Can I Make A Claim For An Accident At Work In The NHS Using A No Win No Fee Solicitor?

Working with a solicitor on your case can come with many benefits. For example, a solicitor could help you with:

  • Gathering evidence.
  • Communicating with the liable party.
  • Negotiating your compensation.

If you speak with our team of advisors about your case, they may connect you with one of the work injury solicitors on our panel. Additionally, they may then offer their services to you under a Conditional Fee Agreement.

With this particular No Win No Fee arrangement in place, some of the benefits you will experience include:

  • Generally, there are no initial service fees to pay for the solicitor to start working on the claim.
  • You will also not pay for this work during the claim itself.
  • You won’t have to pay them for their services should the claim fail.

A successful claim will see you awarded with personal injury compensation. The solicitor will keep a percentage of this compensation as their success fee.
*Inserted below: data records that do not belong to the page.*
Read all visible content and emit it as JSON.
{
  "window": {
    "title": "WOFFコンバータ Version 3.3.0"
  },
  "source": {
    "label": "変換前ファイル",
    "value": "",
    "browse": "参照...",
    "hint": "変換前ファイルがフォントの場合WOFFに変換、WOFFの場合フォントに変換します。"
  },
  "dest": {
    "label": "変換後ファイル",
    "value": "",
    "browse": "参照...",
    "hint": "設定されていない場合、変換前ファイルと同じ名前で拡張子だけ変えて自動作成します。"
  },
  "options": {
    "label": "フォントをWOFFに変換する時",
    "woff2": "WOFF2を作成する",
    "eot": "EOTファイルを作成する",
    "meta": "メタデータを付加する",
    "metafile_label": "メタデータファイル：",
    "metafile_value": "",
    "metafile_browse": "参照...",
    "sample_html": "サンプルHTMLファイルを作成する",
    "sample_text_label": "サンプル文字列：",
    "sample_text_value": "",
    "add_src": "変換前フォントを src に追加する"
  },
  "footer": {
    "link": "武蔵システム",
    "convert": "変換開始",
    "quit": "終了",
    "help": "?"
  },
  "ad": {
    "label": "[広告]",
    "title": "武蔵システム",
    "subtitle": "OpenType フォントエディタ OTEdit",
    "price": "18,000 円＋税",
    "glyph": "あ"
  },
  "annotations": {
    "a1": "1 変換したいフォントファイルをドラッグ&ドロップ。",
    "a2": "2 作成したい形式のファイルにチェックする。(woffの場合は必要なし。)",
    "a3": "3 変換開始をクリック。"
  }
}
However, since the law caps the percentage of success fees, you will keep the majority of your compensation.

If you have any questions about NHS staff accidents at work claims, or to find out if you could claim in your specific circumstances, reach out to our advisors today. The team is available 24/7 using the contact details given here:

A solicitor at desk discussing claiming for nhs staff accidents at work with their client

Read More About Claiming For Accidents At Work

You can see some of our accident at work claim guides here:

We have also provided these external resources for additional information:

Thank you for reading our guide on how to sue for NHS staff accidents at work. To find out more about this type of claim or to get a free assessment of your potential claim’s validity, call our team today using the number above.